Entries taken from a collection:
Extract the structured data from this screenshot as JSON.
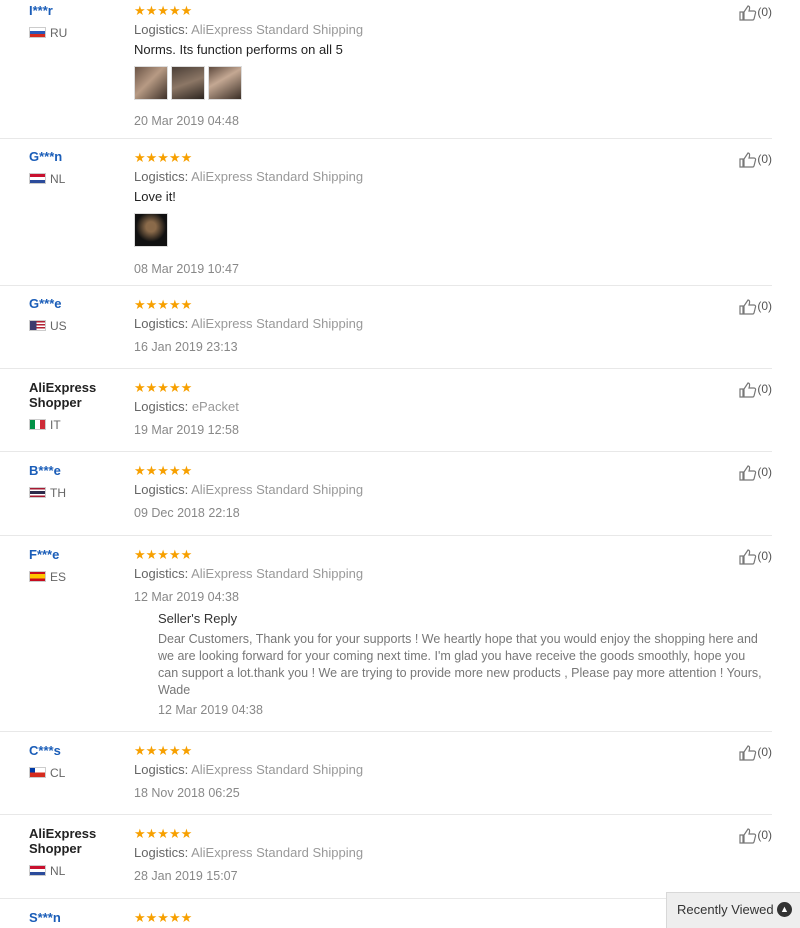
{
  "reviews": [
    {
      "user": "I***r",
      "country": "RU",
      "rating": "★★★★★",
      "logistics_label": "Logistics:",
      "logistics": "AliExpress Standard Shipping",
      "text": "Norms. Its function performs on all 5",
      "photos": 3,
      "date": "20 Mar 2019 04:48",
      "likes": "(0)"
    },
    {
      "user": "G***n",
      "country": "NL",
      "rating": "★★★★★",
      "logistics_label": "Logistics:",
      "logistics": "AliExpress Standard Shipping",
      "text": "Love it!",
      "photos": 1,
      "date": "08 Mar 2019 10:47",
      "likes": "(0)"
    },
    {
      "user": "G***e",
      "country": "US",
      "rating": "★★★★★",
      "logistics_label": "Logistics:",
      "logistics": "AliExpress Standard Shipping",
      "date": "16 Jan 2019 23:13",
      "likes": "(0)"
    },
    {
      "user": "AliExpress Shopper",
      "country": "IT",
      "rating": "★★★★★",
      "logistics_label": "Logistics:",
      "logistics": "ePacket",
      "date": "19 Mar 2019 12:58",
      "likes": "(0)"
    },
    {
      "user": "B***e",
      "country": "TH",
      "rating": "★★★★★",
      "logistics_label": "Logistics:",
      "logistics": "AliExpress Standard Shipping",
      "date": "09 Dec 2018 22:18",
      "likes": "(0)"
    },
    {
      "user": "F***e",
      "country": "ES",
      "rating": "★★★★★",
      "logistics_label": "Logistics:",
      "logistics": "AliExpress Standard Shipping",
      "date": "12 Mar 2019 04:38",
      "likes": "(0)",
      "seller_reply": {
        "title": "Seller's Reply",
        "text": "Dear Customers, Thank you for your supports ! We heartly hope that you would enjoy the shopping here and we are looking forward for your coming next time. I'm glad you have receive the goods smoothly, hope you can support a lot.thank you ! We are trying to provide more new products , Please pay more attention ! Yours, Wade",
        "date": "12 Mar 2019 04:38"
      }
    },
    {
      "user": "C***s",
      "country": "CL",
      "rating": "★★★★★",
      "logistics_label": "Logistics:",
      "logistics": "AliExpress Standard Shipping",
      "date": "18 Nov 2018 06:25",
      "likes": "(0)"
    },
    {
      "user": "AliExpress Shopper",
      "country": "NL",
      "rating": "★★★★★",
      "logistics_label": "Logistics:",
      "logistics": "AliExpress Standard Shipping",
      "date": "28 Jan 2019 15:07",
      "likes": "(0)"
    },
    {
      "user": "S***n",
      "rating": "★★★★★"
    }
  ],
  "recently_viewed": {
    "label": "Recently Viewed",
    "icon": "chevron-up-icon"
  }
}
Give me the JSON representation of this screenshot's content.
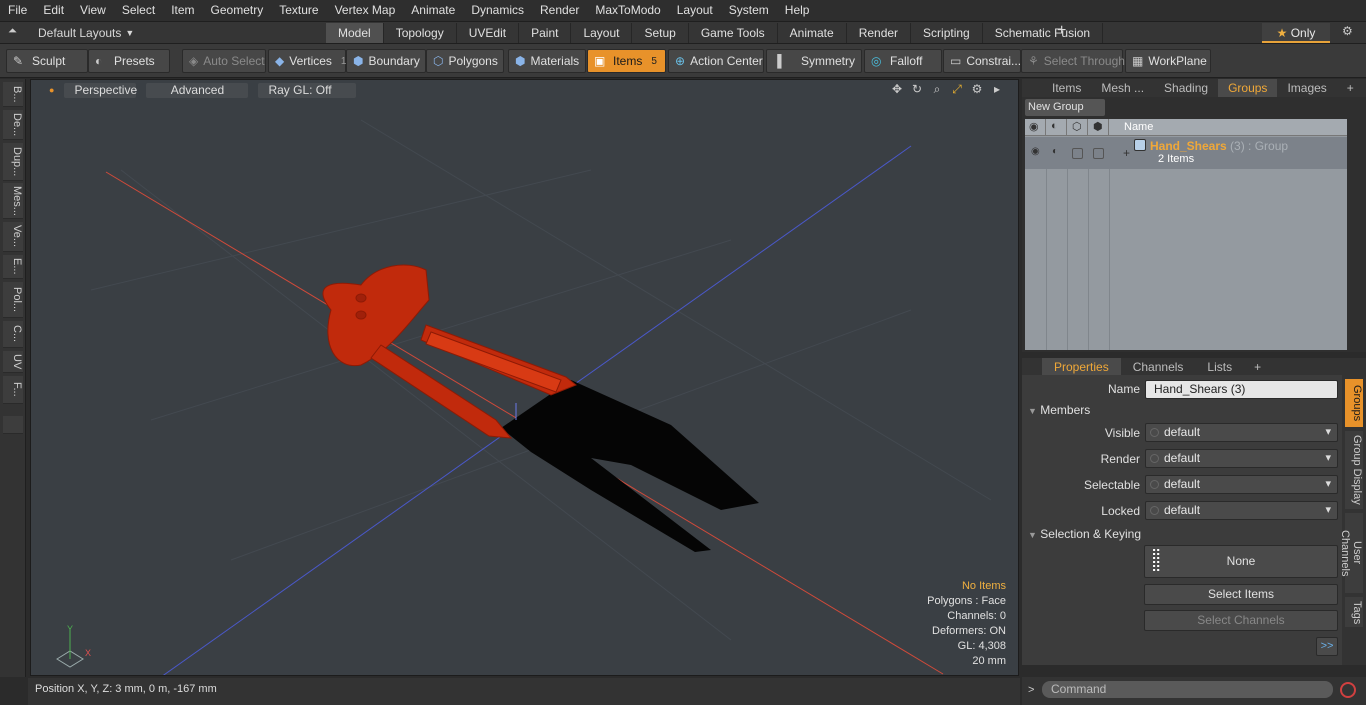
{
  "menu": [
    "File",
    "Edit",
    "View",
    "Select",
    "Item",
    "Geometry",
    "Texture",
    "Vertex Map",
    "Animate",
    "Dynamics",
    "Render",
    "MaxToModo",
    "Layout",
    "System",
    "Help"
  ],
  "layout_select": "Default Layouts",
  "mode_tabs": [
    "Model",
    "Topology",
    "UVEdit",
    "Paint",
    "Layout",
    "Setup",
    "Game Tools",
    "Animate",
    "Render",
    "Scripting",
    "Schematic Fusion"
  ],
  "mode_active": "Model",
  "only_label": "Only",
  "tools": {
    "sculpt": "Sculpt",
    "presets": "Presets",
    "auto_select": "Auto Select",
    "vertices": "Vertices",
    "vertices_count": "1",
    "boundary": "Boundary",
    "polygons": "Polygons",
    "materials": "Materials",
    "items": "Items",
    "items_count": "5",
    "action_center": "Action Center",
    "symmetry": "Symmetry",
    "falloff": "Falloff",
    "constraints": "Constrai...",
    "select_through": "Select Through",
    "workplane": "WorkPlane"
  },
  "left_tabs": [
    "B...",
    "De...",
    "Dup...",
    "Mes...",
    "Ve...",
    "E...",
    "Pol...",
    "C...",
    "UV",
    "F..."
  ],
  "viewport": {
    "perspective": "Perspective",
    "advanced": "Advanced",
    "raygl": "Ray GL: Off",
    "info": {
      "items": "No Items",
      "polygons": "Polygons : Face",
      "channels": "Channels: 0",
      "deformers": "Deformers: ON",
      "gl": "GL: 4,308",
      "scale": "20 mm"
    }
  },
  "status": "Position X, Y, Z:  3 mm, 0 m, -167 mm",
  "right_tabs": [
    "Items",
    "Mesh ...",
    "Shading",
    "Groups",
    "Images"
  ],
  "right_tab_active": "Groups",
  "new_group": "New Group",
  "group_list": {
    "name_header": "Name",
    "group_name": "Hand_Shears",
    "group_meta": "(3) : Group",
    "group_items": "2 Items"
  },
  "props_tabs": [
    "Properties",
    "Channels",
    "Lists"
  ],
  "props_tab_active": "Properties",
  "side_tabs": [
    "Groups",
    "Group Display",
    "User Channels",
    "Tags"
  ],
  "properties": {
    "name_label": "Name",
    "name_value": "Hand_Shears (3)",
    "members_section": "Members",
    "visible_label": "Visible",
    "visible_value": "default",
    "render_label": "Render",
    "render_value": "default",
    "selectable_label": "Selectable",
    "selectable_value": "default",
    "locked_label": "Locked",
    "locked_value": "default",
    "selection_section": "Selection & Keying",
    "none_label": "None",
    "select_items": "Select Items",
    "select_channels": "Select Channels",
    "more": ">>"
  },
  "command_placeholder": "Command",
  "colors": {
    "accent": "#e8922a",
    "group_name": "#f0a838",
    "shears_red": "#c8280a"
  }
}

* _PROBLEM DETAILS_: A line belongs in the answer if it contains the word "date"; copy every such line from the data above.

* _REPLY_:
      "date": "20 Mar 2019 04:48",
      "date": "08 Mar 2019 10:47",
      "date": "16 Jan 2019 23:13",
      "date": "19 Mar 2019 12:58",
      "date": "09 Dec 2018 22:18",
      "date": "12 Mar 2019 04:38",
        "date": "12 Mar 2019 04:38"
      "date": "18 Nov 2018 06:25",
      "date": "28 Jan 2019 15:07",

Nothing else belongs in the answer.